Upworthy and P&G Good Everyday wanted to help keep kindness going strong, so they partnered up to create the Lead with Love Fund. The fund awards do-gooders in communities around the country with grants to help them continue on with their unique missions. Hundreds of nominations came pouring in and five winners were selected based on three criteria: the impact of action, uniqueness, and "Upworthy-ness" of their story.

Here's a look at the five winners:

Edith Ornelas, co-creator of Mariposas Collective in Memphis, Tenn.
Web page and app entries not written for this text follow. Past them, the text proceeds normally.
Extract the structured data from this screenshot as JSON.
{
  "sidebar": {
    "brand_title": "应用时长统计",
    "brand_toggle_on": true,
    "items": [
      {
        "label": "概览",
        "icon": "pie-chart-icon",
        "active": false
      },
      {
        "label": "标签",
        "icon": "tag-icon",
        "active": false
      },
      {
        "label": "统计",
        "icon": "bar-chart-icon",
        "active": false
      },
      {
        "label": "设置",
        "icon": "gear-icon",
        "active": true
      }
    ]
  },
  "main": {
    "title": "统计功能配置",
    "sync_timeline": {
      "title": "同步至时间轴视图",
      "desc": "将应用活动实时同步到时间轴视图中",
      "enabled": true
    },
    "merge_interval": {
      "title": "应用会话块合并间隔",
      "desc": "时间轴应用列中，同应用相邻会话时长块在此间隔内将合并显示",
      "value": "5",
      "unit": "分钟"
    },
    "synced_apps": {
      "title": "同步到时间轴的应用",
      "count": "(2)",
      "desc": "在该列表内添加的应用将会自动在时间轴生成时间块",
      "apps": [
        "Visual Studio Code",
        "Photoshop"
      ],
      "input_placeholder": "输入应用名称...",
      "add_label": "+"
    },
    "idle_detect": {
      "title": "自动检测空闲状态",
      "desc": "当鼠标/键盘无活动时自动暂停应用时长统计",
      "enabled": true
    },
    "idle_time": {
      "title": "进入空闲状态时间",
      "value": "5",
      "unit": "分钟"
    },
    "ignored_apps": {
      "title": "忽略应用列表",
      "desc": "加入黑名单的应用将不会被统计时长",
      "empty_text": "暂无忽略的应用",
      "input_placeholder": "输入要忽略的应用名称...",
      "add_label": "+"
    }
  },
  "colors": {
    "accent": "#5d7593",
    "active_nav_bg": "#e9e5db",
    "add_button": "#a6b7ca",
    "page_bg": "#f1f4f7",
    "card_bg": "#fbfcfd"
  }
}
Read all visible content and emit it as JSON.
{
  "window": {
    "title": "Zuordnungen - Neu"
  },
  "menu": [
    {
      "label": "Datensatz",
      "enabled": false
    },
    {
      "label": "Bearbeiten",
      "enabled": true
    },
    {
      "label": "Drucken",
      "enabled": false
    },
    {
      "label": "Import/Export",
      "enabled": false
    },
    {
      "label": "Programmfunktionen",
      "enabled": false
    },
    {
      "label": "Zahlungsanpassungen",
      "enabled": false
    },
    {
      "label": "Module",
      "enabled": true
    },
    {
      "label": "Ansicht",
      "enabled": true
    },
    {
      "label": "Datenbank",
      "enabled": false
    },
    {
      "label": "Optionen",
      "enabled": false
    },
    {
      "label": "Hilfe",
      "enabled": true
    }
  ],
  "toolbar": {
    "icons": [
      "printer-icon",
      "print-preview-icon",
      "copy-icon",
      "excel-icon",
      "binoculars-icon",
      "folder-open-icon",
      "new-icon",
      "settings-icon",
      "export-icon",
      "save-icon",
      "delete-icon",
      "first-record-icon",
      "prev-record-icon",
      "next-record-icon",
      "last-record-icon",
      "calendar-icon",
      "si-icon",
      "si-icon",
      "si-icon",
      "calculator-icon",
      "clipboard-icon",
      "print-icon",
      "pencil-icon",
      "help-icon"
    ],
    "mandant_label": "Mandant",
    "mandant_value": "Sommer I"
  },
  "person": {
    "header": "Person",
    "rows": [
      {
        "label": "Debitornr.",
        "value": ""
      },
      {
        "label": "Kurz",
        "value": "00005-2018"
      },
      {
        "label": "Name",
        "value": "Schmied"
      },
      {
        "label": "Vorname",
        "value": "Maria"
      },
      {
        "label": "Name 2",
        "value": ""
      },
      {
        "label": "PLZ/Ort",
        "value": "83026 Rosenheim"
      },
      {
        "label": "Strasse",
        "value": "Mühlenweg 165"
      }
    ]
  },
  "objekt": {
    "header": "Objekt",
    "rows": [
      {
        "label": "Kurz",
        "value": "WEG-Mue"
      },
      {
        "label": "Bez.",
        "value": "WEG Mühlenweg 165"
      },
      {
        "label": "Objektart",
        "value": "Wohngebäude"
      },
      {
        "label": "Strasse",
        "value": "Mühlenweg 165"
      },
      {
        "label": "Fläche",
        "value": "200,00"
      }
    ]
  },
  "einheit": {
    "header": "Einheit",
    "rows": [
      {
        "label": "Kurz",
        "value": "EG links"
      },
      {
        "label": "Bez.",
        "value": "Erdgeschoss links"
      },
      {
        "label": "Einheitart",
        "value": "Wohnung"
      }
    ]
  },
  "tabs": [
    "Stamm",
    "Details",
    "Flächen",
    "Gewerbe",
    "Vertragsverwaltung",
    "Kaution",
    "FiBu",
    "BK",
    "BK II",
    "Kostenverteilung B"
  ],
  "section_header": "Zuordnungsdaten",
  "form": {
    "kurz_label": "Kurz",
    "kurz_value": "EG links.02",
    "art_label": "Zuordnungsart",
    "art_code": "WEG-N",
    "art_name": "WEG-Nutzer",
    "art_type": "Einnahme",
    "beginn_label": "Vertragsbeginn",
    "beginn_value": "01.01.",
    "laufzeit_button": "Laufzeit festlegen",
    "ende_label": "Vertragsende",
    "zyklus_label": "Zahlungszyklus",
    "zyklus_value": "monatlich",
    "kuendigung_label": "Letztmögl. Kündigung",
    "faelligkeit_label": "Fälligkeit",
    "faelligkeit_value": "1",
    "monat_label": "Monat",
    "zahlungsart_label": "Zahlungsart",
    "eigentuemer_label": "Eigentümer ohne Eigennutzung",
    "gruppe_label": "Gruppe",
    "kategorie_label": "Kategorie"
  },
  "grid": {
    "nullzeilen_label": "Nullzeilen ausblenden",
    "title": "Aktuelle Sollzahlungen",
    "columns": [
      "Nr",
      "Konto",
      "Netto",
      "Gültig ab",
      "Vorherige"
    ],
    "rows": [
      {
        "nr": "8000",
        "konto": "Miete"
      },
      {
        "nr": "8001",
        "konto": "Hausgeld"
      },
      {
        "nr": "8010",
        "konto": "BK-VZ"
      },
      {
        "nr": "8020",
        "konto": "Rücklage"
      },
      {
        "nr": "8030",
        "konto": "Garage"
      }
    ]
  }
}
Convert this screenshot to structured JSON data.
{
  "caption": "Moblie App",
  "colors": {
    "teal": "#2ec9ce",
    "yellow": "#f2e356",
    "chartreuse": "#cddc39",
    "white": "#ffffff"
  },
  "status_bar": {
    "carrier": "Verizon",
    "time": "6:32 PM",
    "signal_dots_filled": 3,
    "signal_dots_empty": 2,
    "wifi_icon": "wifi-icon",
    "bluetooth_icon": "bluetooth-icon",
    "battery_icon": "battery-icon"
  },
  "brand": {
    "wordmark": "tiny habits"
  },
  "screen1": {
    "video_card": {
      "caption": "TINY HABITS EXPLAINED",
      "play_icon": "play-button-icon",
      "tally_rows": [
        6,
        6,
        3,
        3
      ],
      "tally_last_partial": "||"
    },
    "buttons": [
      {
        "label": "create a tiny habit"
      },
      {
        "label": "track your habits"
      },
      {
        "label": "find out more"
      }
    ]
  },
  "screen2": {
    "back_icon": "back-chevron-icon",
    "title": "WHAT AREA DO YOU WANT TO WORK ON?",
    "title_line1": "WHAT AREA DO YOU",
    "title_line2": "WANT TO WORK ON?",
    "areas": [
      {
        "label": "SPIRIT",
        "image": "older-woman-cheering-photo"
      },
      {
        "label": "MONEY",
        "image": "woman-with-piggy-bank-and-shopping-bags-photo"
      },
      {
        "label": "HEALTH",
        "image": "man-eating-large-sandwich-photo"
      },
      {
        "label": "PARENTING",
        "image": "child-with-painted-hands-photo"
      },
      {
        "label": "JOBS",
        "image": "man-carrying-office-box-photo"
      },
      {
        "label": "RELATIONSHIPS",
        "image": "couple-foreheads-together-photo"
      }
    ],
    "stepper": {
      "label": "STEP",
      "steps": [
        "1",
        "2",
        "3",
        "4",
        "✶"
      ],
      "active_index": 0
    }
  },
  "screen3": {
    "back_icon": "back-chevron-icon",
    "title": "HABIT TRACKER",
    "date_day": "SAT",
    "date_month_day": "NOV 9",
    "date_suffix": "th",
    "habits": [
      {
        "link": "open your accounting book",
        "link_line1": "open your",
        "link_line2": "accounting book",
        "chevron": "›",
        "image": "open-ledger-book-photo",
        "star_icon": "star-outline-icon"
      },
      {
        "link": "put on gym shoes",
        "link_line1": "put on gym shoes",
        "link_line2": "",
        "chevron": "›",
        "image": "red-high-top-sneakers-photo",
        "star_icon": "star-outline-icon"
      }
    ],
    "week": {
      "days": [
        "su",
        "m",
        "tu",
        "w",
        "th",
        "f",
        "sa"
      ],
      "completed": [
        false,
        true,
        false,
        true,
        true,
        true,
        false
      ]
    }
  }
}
Edith Ornelas has a deep-rooted connection to the asylum-seeking immigrant families she brings food and supplies to families in Memphis, Tenn. She was born in Jalisco, Mexico, and immigrated to the United States when she was 7 years old with her parents and sister. Edith grew up in Chicago, then moved to Memphis in 2016, where she quickly realized how few community programs existed for immigrants. Two years later, she helped create Mariposas Collective, which initially aimed to help families who had just been released from detention centers and were seeking asylum. The collective started out small but has since grown to approximately 400 volunteers.